However, since the number of slots in the polynomial n is “small” (ca. 2^{24}2^{30}), this allows a DOS attack on specific keys. An attacker knowing that a key will be inserted at location k (for example, because it is created by a contract and has a predictable address, or because an address is already in the pool) can create a large number of keys that will also be inserted at k.
Hashmap with spam protection
We can remedy the DOS vector by assigning each key to \delta different points on the polynomial \mathrm{hash}(k,1) \% n, \ldots, \mathrm{hash}(k,\delta) \% n.
We then add the rule that any key will have to be inserted into the trie at the least full location. This will mean each nonempty trie will need to have the number of elements stored (this could be an extra key, or it could be the root of size and the trie root).
In addition to the group element as witness, we will need to add the information which of the different keys it was stored under. This will add \log \delta overhead per accessed element.
 Proofs that access already existing keys do not have any additional overhead
 A proof of insertion or nonexistence will have to provide data for all \delta tries that the key can be in. However, we can limit the impact of this in the average case by providing shorter witnesses for empty tries.
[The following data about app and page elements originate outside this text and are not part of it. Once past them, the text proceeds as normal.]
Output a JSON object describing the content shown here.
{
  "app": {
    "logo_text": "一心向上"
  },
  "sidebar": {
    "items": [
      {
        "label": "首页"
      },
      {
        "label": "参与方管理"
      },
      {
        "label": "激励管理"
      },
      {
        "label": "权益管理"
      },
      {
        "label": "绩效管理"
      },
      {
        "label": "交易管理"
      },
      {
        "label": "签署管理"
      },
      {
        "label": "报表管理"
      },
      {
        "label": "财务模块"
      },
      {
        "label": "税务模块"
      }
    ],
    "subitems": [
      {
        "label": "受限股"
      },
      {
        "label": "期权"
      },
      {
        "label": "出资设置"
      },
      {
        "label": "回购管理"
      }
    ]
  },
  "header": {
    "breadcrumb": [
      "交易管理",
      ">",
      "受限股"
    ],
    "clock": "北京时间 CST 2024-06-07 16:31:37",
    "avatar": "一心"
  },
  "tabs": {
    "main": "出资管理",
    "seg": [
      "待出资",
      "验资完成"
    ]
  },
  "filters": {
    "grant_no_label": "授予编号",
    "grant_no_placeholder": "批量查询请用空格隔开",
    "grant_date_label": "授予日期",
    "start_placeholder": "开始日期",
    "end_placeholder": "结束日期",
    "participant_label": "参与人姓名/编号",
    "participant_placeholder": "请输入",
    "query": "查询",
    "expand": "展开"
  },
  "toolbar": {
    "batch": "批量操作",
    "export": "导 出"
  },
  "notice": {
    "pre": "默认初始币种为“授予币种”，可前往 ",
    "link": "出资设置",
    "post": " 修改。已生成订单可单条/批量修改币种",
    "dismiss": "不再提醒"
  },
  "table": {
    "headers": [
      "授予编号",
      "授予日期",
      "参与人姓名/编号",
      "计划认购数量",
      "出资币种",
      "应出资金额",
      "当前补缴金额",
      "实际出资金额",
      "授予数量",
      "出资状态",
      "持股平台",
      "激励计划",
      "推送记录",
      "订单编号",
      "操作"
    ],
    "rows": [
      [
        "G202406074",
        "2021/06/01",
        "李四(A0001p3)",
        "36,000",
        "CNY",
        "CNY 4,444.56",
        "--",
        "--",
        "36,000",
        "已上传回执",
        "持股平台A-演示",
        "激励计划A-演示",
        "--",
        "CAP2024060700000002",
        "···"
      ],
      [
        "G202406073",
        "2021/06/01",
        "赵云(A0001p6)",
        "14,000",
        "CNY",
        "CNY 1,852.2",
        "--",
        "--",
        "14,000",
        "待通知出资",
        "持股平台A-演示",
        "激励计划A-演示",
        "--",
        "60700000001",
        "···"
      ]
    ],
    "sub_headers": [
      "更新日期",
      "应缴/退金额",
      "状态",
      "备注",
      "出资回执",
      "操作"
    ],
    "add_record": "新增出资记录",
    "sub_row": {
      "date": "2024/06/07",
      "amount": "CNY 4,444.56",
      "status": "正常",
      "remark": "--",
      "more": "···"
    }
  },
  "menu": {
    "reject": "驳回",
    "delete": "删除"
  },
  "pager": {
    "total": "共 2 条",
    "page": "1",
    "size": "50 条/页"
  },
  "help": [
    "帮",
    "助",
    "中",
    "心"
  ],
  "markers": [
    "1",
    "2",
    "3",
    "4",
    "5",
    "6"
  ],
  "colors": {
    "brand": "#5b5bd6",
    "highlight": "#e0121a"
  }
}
DOS attack vectors
There are two possible DOS vectors to make inserting/accessing a key more expensive in this scheme:

An attacker can attack the specific \delta tries that a key can be inserted in. This needs computational resources n^\delta. For example, if n=2^{28}, then at \delta=3 this becomes computationally infeasible (complexity 2^{84}) unless massive ASIC resources similar to Bitcoin mining rigs are employed.

An attacker can choose to fill up \epsilon tries instead of just \delta. For each insertion, he will have to spend (\frac{\epsilon}{n})^\delta computational resources. He will additionally need to perform \epsilon times the insertions needed to fill up just one tree. Let’s say 2^{60} is a repeatedly achievable computational complexity and \delta=3; then \epsilon=2^8 is needed, so he would need to pay the cost of filling up 2^8 tries to achieve the desired level of filling. I assume that this is prohibitively expensive.
Appendix: Multireveal
Another nice way to compute the multireveal is due to an observation by @JustinDrake: We can create a different form of multireveal that is simple to compute and evaluate.
Let f be the polynomial of which we want to prove evaluations y_0 = f(x_0), \ldots , y_{m1} = f(x_{m1}), which are all at in subgroup H (which will be the case for us). Let g be the polynomial that is 1 on y_i and 0 otherwise. Then the polynomial h = f \cdot g // Z_H can be computed as
where
L_{x_i} is the Lagrange interpolating polynomial on H that is 1 on x_i. This is because
So q_i is a constant multiple of the opening at x_i. Note that all openings can be computed efficiently using the trick shown here [3].
The multiopening proof is \pi = h(s) G. The verifier can check this using the pairing equation
[1] Using polynomial commitments to replace state roots
[2] https://www.iacr.org/archive/asiacrypt2010/6477178/6477178.pdf